• **ASSIGNED TASK**: Below are the records; they must be reproduced verbatim.

• **MATERIAL FOR THIS EXERCISE**:

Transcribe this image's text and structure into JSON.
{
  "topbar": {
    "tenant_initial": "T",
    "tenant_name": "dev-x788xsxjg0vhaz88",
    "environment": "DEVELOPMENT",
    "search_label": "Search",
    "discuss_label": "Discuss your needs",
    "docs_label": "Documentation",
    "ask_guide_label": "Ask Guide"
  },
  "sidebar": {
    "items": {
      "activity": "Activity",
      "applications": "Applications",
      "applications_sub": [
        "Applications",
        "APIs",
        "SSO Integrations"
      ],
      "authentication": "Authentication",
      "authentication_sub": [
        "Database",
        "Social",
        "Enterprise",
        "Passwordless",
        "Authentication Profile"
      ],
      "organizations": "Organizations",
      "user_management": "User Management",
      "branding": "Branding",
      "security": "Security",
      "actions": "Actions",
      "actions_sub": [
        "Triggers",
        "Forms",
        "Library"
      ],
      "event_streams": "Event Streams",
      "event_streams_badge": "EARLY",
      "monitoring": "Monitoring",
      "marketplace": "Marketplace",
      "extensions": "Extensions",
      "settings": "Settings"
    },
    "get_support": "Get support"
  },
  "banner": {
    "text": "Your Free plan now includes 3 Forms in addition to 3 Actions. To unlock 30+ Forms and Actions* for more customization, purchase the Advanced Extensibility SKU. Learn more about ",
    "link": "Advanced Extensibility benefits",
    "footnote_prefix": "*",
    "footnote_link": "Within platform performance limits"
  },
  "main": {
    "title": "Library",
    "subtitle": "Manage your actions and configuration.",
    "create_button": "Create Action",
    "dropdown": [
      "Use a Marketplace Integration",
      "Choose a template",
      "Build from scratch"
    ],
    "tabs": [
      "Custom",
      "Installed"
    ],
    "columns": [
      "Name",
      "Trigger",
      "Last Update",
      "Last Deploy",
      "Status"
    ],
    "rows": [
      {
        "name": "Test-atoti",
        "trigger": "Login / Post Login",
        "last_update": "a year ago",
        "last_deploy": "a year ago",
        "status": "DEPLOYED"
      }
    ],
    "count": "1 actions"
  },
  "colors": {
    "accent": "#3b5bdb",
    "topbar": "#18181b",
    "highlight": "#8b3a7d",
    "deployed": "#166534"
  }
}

• **EXERCISE RESPONSE**:
Transcribe this image's text and structure into JSON.
{
  "topbar": {
    "tenant_initial": "T",
    "tenant_name": "dev-x788xsxjg0vhaz88",
    "environment": "DEVELOPMENT",
    "search_label": "Search",
    "discuss_label": "Discuss your needs",
    "docs_label": "Documentation",
    "ask_guide_label": "Ask Guide"
  },
  "sidebar": {
    "items": {
      "activity": "Activity",
      "applications": "Applications",
      "applications_sub": [
        "Applications",
        "APIs",
        "SSO Integrations"
      ],
      "authentication": "Authentication",
      "authentication_sub": [
        "Database",
        "Social",
        "Enterprise",
        "Passwordless",
        "Authentication Profile"
      ],
      "organizations": "Organizations",
      "user_management": "User Management",
      "branding": "Branding",
      "security": "Security",
      "actions": "Actions",
      "actions_sub": [
        "Triggers",
        "Forms",
        "Library"
      ],
      "event_streams": "Event Streams",
      "event_streams_badge": "EARLY",
      "monitoring": "Monitoring",
      "marketplace": "Marketplace",
      "extensions": "Extensions",
      "settings": "Settings"
    },
    "get_support": "Get support"
  },
  "banner": {
    "text": "Your Free plan now includes 3 Forms in addition to 3 Actions. To unlock 30+ Forms and Actions* for more customization, purchase the Advanced Extensibility SKU. Learn more about ",
    "link": "Advanced Extensibility benefits",
    "footnote_prefix": "*",
    "footnote_link": "Within platform performance limits"
  },
  "main": {
    "title": "Library",
    "subtitle": "Manage your actions and configuration.",
    "create_button": "Create Action",
    "dropdown": [
      "Use a Marketplace Integration",
      "Choose a template",
      "Build from scratch"
    ],
    "tabs": [
      "Custom",
      "Installed"
    ],
    "columns": [
      "Name",
      "Trigger",
      "Last Update",
      "Last Deploy",
      "Status"
    ],
    "rows": [
      {
        "name": "Test-atoti",
        "trigger": "Login / Post Login",
        "last_update": "a year ago",
        "last_deploy": "a year ago",
        "status": "DEPLOYED"
      }
    ],
    "count": "1 actions"
  },
  "colors": {
    "accent": "#3b5bdb",
    "topbar": "#18181b",
    "highlight": "#8b3a7d",
    "deployed": "#166534"
  }
}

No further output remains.